WHAT TO WORK ON: Read the data and repeat all of it exactly.

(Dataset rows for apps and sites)
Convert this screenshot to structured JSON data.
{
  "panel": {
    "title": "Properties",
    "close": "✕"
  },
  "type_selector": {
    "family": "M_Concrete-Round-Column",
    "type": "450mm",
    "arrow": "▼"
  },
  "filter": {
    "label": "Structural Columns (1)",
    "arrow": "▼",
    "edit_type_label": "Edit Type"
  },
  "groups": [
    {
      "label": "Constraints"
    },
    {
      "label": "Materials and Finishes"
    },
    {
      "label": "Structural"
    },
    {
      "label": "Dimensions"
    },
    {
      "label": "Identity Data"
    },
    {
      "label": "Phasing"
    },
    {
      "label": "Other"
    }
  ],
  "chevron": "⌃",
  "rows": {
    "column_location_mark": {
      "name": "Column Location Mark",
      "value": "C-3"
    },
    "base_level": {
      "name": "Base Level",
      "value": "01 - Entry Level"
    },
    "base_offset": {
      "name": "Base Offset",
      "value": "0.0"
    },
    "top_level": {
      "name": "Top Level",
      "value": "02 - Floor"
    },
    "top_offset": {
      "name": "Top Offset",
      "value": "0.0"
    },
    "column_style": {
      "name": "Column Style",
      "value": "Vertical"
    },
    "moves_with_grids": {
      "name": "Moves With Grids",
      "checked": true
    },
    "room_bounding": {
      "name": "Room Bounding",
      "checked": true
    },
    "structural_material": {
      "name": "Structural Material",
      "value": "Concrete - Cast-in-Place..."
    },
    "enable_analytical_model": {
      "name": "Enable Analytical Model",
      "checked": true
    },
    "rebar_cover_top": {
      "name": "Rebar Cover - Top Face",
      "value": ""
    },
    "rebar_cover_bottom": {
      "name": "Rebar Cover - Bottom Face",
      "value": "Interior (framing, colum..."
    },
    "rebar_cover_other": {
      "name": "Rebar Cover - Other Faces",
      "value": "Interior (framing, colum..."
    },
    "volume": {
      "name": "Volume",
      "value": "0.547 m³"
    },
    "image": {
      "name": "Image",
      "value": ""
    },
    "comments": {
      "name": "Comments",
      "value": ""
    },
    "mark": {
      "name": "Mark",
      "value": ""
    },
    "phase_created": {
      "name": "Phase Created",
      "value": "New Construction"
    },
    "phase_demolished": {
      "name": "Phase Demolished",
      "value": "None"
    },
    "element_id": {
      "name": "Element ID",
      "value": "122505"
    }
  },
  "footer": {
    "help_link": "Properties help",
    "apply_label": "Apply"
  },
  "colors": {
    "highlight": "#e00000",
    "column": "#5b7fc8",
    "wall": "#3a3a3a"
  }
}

COMPLETED TASK:
Convert this screenshot to structured JSON data.
{
  "panel": {
    "title": "Properties",
    "close": "✕"
  },
  "type_selector": {
    "family": "M_Concrete-Round-Column",
    "type": "450mm",
    "arrow": "▼"
  },
  "filter": {
    "label": "Structural Columns (1)",
    "arrow": "▼",
    "edit_type_label": "Edit Type"
  },
  "groups": [
    {
      "label": "Constraints"
    },
    {
      "label": "Materials and Finishes"
    },
    {
      "label": "Structural"
    },
    {
      "label": "Dimensions"
    },
    {
      "label": "Identity Data"
    },
    {
      "label": "Phasing"
    },
    {
      "label": "Other"
    }
  ],
  "chevron": "⌃",
  "rows": {
    "column_location_mark": {
      "name": "Column Location Mark",
      "value": "C-3"
    },
    "base_level": {
      "name": "Base Level",
      "value": "01 - Entry Level"
    },
    "base_offset": {
      "name": "Base Offset",
      "value": "0.0"
    },
    "top_level": {
      "name": "Top Level",
      "value": "02 - Floor"
    },
    "top_offset": {
      "name": "Top Offset",
      "value": "0.0"
    },
    "column_style": {
      "name": "Column Style",
      "value": "Vertical"
    },
    "moves_with_grids": {
      "name": "Moves With Grids",
      "checked": true
    },
    "room_bounding": {
      "name": "Room Bounding",
      "checked": true
    },
    "structural_material": {
      "name": "Structural Material",
      "value": "Concrete - Cast-in-Place..."
    },
    "enable_analytical_model": {
      "name": "Enable Analytical Model",
      "checked": true
    },
    "rebar_cover_top": {
      "name": "Rebar Cover - Top Face",
      "value": ""
    },
    "rebar_cover_bottom": {
      "name": "Rebar Cover - Bottom Face",
      "value": "Interior (framing, colum..."
    },
    "rebar_cover_other": {
      "name": "Rebar Cover - Other Faces",
      "value": "Interior (framing, colum..."
    },
    "volume": {
      "name": "Volume",
      "value": "0.547 m³"
    },
    "image": {
      "name": "Image",
      "value": ""
    },
    "comments": {
      "name": "Comments",
      "value": ""
    },
    "mark": {
      "name": "Mark",
      "value": ""
    },
    "phase_created": {
      "name": "Phase Created",
      "value": "New Construction"
    },
    "phase_demolished": {
      "name": "Phase Demolished",
      "value": "None"
    },
    "element_id": {
      "name": "Element ID",
      "value": "122505"
    }
  },
  "footer": {
    "help_link": "Properties help",
    "apply_label": "Apply"
  },
  "colors": {
    "highlight": "#e00000",
    "column": "#5b7fc8",
    "wall": "#3a3a3a"
  }
}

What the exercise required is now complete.